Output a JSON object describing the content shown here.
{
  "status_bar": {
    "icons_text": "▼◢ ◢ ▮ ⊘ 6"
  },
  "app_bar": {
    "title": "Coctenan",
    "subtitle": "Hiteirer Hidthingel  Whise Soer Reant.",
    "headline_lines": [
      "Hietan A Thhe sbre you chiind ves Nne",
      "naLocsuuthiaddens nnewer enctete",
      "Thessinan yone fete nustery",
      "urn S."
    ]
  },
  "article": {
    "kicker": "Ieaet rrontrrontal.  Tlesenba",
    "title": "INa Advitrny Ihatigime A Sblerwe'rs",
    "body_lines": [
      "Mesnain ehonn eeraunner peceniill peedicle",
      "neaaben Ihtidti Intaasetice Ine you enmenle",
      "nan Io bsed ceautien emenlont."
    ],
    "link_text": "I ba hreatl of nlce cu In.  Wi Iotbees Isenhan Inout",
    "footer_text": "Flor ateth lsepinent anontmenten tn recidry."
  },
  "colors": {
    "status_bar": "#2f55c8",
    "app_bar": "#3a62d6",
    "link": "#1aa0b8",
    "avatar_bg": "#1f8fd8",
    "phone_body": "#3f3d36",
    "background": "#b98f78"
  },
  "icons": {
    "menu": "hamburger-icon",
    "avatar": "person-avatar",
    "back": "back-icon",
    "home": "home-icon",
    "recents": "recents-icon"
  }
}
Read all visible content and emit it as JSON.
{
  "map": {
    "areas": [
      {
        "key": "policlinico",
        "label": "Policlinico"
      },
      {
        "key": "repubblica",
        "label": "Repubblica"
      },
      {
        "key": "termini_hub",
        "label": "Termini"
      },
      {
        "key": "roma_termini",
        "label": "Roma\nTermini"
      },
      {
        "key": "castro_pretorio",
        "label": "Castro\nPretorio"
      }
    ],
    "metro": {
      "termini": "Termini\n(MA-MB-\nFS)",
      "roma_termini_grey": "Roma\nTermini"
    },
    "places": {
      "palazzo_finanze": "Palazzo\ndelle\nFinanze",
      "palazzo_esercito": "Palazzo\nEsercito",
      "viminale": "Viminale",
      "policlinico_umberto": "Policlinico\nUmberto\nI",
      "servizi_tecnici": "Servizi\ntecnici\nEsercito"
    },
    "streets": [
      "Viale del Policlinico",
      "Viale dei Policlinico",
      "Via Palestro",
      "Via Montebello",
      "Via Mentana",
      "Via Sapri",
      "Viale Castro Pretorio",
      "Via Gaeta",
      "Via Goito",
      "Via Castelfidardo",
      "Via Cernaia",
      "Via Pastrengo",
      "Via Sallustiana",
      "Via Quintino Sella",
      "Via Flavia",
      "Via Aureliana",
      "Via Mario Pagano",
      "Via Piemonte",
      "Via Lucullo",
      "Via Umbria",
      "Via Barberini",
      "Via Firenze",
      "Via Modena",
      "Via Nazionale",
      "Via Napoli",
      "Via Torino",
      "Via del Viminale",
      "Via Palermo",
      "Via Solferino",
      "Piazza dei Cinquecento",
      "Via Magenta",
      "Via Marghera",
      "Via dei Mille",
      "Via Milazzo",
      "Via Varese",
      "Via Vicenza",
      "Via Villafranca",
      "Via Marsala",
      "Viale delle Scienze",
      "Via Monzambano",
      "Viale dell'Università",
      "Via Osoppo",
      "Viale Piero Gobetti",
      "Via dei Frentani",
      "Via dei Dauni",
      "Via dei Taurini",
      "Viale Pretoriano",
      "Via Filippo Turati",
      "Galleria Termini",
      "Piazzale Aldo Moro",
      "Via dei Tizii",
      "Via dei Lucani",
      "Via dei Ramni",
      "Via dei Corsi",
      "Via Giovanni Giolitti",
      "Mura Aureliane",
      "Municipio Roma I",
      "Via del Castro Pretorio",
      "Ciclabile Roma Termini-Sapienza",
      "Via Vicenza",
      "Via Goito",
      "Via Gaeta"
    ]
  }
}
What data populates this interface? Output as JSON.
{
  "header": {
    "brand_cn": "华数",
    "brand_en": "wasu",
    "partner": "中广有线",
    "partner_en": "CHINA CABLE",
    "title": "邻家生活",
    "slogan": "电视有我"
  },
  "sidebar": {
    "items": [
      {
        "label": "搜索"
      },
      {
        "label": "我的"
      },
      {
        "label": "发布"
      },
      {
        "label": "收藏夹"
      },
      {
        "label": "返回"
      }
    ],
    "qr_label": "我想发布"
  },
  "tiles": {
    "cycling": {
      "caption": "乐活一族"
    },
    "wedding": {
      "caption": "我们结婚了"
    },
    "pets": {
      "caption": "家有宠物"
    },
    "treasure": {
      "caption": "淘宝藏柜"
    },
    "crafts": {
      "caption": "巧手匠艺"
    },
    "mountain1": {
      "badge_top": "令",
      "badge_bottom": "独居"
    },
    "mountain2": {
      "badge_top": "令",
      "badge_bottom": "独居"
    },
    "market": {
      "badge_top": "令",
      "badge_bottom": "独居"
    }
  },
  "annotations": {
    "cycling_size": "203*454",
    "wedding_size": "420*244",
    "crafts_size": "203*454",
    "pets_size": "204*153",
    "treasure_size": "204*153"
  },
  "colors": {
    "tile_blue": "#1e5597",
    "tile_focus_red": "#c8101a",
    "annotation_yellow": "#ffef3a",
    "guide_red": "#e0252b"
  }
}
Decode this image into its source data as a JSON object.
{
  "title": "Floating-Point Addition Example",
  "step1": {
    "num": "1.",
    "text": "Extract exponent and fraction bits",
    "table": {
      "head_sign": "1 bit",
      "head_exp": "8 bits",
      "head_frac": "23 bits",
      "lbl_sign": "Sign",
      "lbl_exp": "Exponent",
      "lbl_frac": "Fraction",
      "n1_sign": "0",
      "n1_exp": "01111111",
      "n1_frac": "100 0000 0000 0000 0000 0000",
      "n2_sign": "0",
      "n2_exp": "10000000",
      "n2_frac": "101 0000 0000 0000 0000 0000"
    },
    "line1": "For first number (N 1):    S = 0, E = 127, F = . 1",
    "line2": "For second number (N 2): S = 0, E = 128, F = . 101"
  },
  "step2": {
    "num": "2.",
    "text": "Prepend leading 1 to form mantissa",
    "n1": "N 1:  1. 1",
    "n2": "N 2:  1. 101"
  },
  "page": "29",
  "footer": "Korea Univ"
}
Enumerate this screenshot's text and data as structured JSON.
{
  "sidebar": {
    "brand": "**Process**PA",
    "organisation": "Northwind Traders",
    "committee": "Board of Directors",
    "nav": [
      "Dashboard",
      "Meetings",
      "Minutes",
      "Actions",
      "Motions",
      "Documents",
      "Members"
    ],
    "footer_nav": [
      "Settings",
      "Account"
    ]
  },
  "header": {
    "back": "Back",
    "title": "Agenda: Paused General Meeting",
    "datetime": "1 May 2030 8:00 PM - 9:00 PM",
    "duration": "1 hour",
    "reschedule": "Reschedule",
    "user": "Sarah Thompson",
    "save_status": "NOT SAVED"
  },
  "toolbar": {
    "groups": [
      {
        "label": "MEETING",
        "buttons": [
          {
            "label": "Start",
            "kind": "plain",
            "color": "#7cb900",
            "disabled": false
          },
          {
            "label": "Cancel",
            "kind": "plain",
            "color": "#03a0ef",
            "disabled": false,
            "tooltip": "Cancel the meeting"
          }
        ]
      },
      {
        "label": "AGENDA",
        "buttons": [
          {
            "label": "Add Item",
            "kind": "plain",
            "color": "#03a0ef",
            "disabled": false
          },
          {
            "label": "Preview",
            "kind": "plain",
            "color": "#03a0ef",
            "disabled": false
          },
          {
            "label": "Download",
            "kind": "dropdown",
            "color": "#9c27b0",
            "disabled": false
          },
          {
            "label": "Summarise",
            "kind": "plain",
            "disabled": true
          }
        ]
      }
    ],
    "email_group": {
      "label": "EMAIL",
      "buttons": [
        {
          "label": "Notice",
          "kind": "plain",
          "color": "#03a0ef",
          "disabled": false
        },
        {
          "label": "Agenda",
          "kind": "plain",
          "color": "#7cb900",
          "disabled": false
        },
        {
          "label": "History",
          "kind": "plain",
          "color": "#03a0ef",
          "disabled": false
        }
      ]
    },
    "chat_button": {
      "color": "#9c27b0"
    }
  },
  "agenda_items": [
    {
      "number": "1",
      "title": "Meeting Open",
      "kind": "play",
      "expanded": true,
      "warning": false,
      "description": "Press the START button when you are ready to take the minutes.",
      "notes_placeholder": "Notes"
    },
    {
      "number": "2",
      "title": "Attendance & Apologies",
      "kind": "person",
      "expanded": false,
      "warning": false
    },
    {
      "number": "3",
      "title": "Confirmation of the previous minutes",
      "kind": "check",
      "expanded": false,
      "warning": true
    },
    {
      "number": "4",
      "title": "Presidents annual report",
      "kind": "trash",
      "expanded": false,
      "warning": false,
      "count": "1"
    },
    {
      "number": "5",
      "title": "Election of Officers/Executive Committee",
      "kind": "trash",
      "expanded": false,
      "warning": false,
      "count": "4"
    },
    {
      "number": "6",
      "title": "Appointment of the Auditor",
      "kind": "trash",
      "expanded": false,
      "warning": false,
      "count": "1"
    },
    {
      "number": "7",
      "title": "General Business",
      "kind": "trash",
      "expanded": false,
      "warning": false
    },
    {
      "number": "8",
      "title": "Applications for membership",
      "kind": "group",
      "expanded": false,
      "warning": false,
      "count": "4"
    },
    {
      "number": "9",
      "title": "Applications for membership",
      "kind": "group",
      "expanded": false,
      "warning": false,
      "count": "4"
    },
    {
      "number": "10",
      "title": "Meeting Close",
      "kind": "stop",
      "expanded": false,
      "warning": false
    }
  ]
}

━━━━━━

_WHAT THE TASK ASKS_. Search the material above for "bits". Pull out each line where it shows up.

_EXERCISE OUTPUT_.
    "text": "Extract exponent and fraction bits",
      "head_exp": "8 bits",
      "head_frac": "23 bits",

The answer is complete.